… nature based article.
Yesterday was an ‘open studios’ day in which a variety of West Gippsland artists opened their studios to allow the public to meet and learn about their skills and work. An excellent map was provided and we simply had to attend any one of the nominated artist’s studio, pay a very small fee and then make our choices from a list of nearly twenty locations from Neerim to Thorpdale.
We commenced the day at Laurel Foenander’s in Longwarry. Mrs Gouldiae was immediately won over as she was greeted by a bevy of old dogs! Me next because Laurel does beautiful pastel and oil paintings of local wildlife.
With an outdoor wood heater burning brightly and a wonderful selection of art works it was difficult to leave Laurel’s studio and move out into the rain and cold again.
Our next stop was close to home. Just around the corner from us in Drouin Helen Timbury has a studio where she demonstrated to us the principles behind producing her creative linocut prints. A very comprehensive demonstration ensued and Helen was very patient with our questions. Her little studio was crammed with her work, inks, tools, computer, reference materials, etc and it was very obviously her own space.
Lisa Kurec at Drouin West is still teaching at Kurnai College in Morwell but obviously enjoys every moment she can retire to her printmaking and etching studio in the foothills. Lisa’s work reflects her knowledge and enjoyment of the environment and sometimes her Ukrainian heritage. We watched Lisa produce a small print from an etched copper plate while she explained the processes involved. She then very kindly gave us a printed example of the etching.
After an enjoyable reminiscent discussion – Lisa is an ex Heyfield girl and long, l-o-n-g ago Mrs G and I both used to teach in the Latrobe Valley – we headed to Sue Acheson’s pottery studio at Rokeby.
Sue’s beautiful bush surroundings would surely inspire her work. She produces ceramic tableware and larger unique sculptural works. Again we were treated to a fascinating demonstration, (of pottery skills this time), as well as a most informative tour of Sue’s wonderful home built wood fired kiln.

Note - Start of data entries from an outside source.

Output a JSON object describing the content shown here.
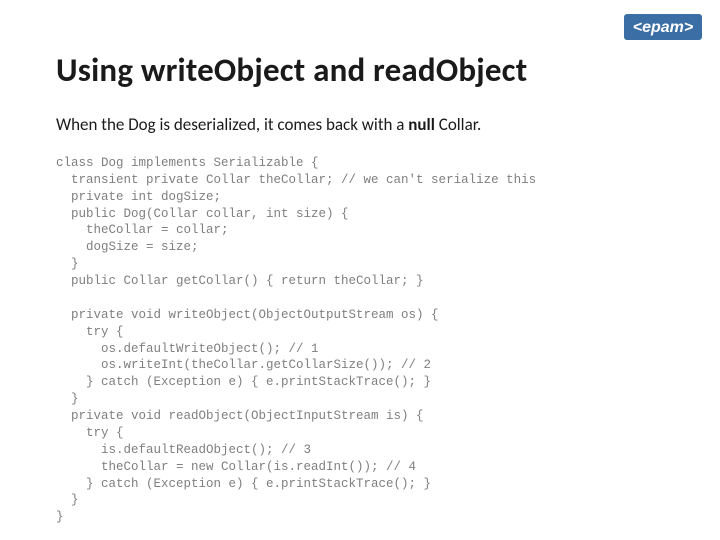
{
  "logo": {
    "text": "<epam>"
  },
  "title": "Using writeObject and readObject",
  "subtitle_pre": "When the Dog is deserialized, it comes back with a ",
  "subtitle_bold": "null",
  "subtitle_post": " Collar.",
  "code": "class Dog implements Serializable {\n  transient private Collar theCollar; // we can't serialize this\n  private int dogSize;\n  public Dog(Collar collar, int size) {\n    theCollar = collar;\n    dogSize = size;\n  }\n  public Collar getCollar() { return theCollar; }\n\n  private void writeObject(ObjectOutputStream os) {\n    try {\n      os.defaultWriteObject(); // 1\n      os.writeInt(theCollar.getCollarSize()); // 2\n    } catch (Exception e) { e.printStackTrace(); }\n  }\n  private void readObject(ObjectInputStream is) {\n    try {\n      is.defaultReadObject(); // 3\n      theCollar = new Collar(is.readInt()); // 4\n    } catch (Exception e) { e.printStackTrace(); }\n  }\n}"
}
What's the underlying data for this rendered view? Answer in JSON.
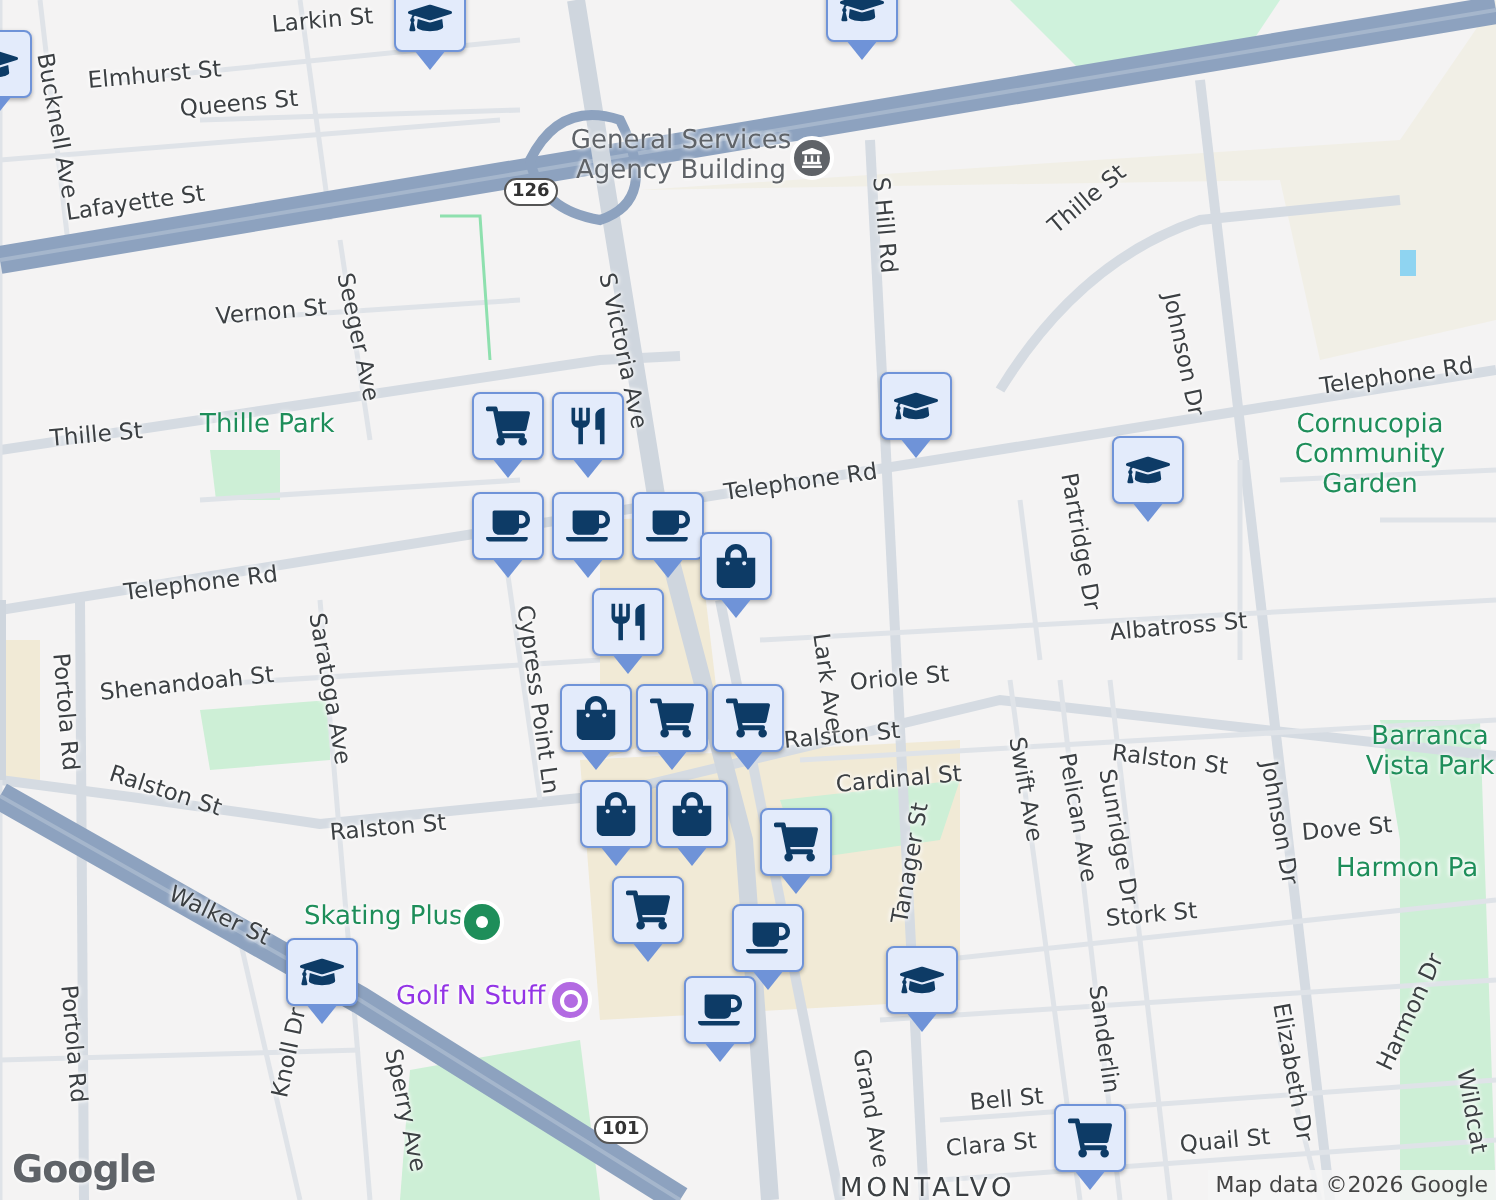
{
  "map": {
    "labels": [
      {
        "kind": "street",
        "text": "Larkin St"
      },
      {
        "kind": "street",
        "text": "Elmhurst St"
      },
      {
        "kind": "street",
        "text": "Queens St"
      },
      {
        "kind": "street",
        "text": "Bucknell Ave"
      },
      {
        "kind": "street",
        "text": "Lafayette St"
      },
      {
        "kind": "street",
        "text": "Vernon St"
      },
      {
        "kind": "street",
        "text": "Seeger Ave"
      },
      {
        "kind": "street",
        "text": "Thille St"
      },
      {
        "kind": "park",
        "text": "Thille Park"
      },
      {
        "kind": "street",
        "text": "Telephone Rd"
      },
      {
        "kind": "street",
        "text": "S Victoria Ave"
      },
      {
        "kind": "landmark",
        "text": "General Services Agency Building"
      },
      {
        "kind": "street",
        "text": "S Hill Rd"
      },
      {
        "kind": "street",
        "text": "Thille St"
      },
      {
        "kind": "street",
        "text": "Johnson Dr"
      },
      {
        "kind": "street",
        "text": "Telephone Rd"
      },
      {
        "kind": "street",
        "text": "Telephone Rd"
      },
      {
        "kind": "park",
        "text": "Cornucopia Community Garden"
      },
      {
        "kind": "street",
        "text": "Partridge Dr"
      },
      {
        "kind": "street",
        "text": "Portola Rd"
      },
      {
        "kind": "street",
        "text": "Shenandoah St"
      },
      {
        "kind": "street",
        "text": "Saratoga Ave"
      },
      {
        "kind": "street",
        "text": "Cypress Point Ln"
      },
      {
        "kind": "street",
        "text": "Ralston St"
      },
      {
        "kind": "street",
        "text": "Ralston St"
      },
      {
        "kind": "street",
        "text": "Ralston St"
      },
      {
        "kind": "street",
        "text": "Walker St"
      },
      {
        "kind": "park",
        "text": "Skating Plus"
      },
      {
        "kind": "fun",
        "text": "Golf N Stuff"
      },
      {
        "kind": "street",
        "text": "Portola Rd"
      },
      {
        "kind": "street",
        "text": "Knoll Dr"
      },
      {
        "kind": "street",
        "text": "Sperry Ave"
      },
      {
        "kind": "street",
        "text": "Lark Ave"
      },
      {
        "kind": "street",
        "text": "Oriole St"
      },
      {
        "kind": "street",
        "text": "Albatross St"
      },
      {
        "kind": "street",
        "text": "Cardinal St"
      },
      {
        "kind": "street",
        "text": "Ralston St"
      },
      {
        "kind": "street",
        "text": "Swift Ave"
      },
      {
        "kind": "street",
        "text": "Pelican Ave"
      },
      {
        "kind": "street",
        "text": "Sunridge Dr"
      },
      {
        "kind": "street",
        "text": "Johnson Dr"
      },
      {
        "kind": "park",
        "text": "Barranca Vista Park"
      },
      {
        "kind": "street",
        "text": "Dove St"
      },
      {
        "kind": "park",
        "text": "Harmon Pa"
      },
      {
        "kind": "street",
        "text": "Stork St"
      },
      {
        "kind": "street",
        "text": "Tanager St"
      },
      {
        "kind": "street",
        "text": "Grand Ave"
      },
      {
        "kind": "street",
        "text": "Elizabeth Dr"
      },
      {
        "kind": "street",
        "text": "Harmon Dr"
      },
      {
        "kind": "street",
        "text": "Bell St"
      },
      {
        "kind": "street",
        "text": "Clara St"
      },
      {
        "kind": "street",
        "text": "Quail St"
      },
      {
        "kind": "area",
        "text": "MONTALVO"
      },
      {
        "kind": "street",
        "text": "Sanderlin"
      },
      {
        "kind": "street",
        "text": "Wildcat"
      },
      {
        "kind": "shield",
        "text": "126"
      },
      {
        "kind": "shield",
        "text": "101"
      }
    ],
    "markers": [
      {
        "kind": "school"
      },
      {
        "kind": "school"
      },
      {
        "kind": "school"
      },
      {
        "kind": "school"
      },
      {
        "kind": "school"
      },
      {
        "kind": "school"
      },
      {
        "kind": "school"
      },
      {
        "kind": "grocery"
      },
      {
        "kind": "cafe"
      },
      {
        "kind": "restaurant"
      },
      {
        "kind": "cafe"
      },
      {
        "kind": "cafe"
      },
      {
        "kind": "shopping"
      },
      {
        "kind": "restaurant"
      },
      {
        "kind": "shopping"
      },
      {
        "kind": "grocery"
      },
      {
        "kind": "grocery"
      },
      {
        "kind": "shopping"
      },
      {
        "kind": "shopping"
      },
      {
        "kind": "cafe"
      },
      {
        "kind": "grocery"
      },
      {
        "kind": "grocery"
      },
      {
        "kind": "cafe"
      },
      {
        "kind": "grocery"
      }
    ],
    "logo": "Google",
    "attribution": "Map data ©2026 Google"
  }
}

Although we’d only managed four out of eighteen possible visits we were well sated. The skills and passion these ladies have for their profession/past-time showed no boundary. We were mightily impressed and the next open studios event in November is in the diary.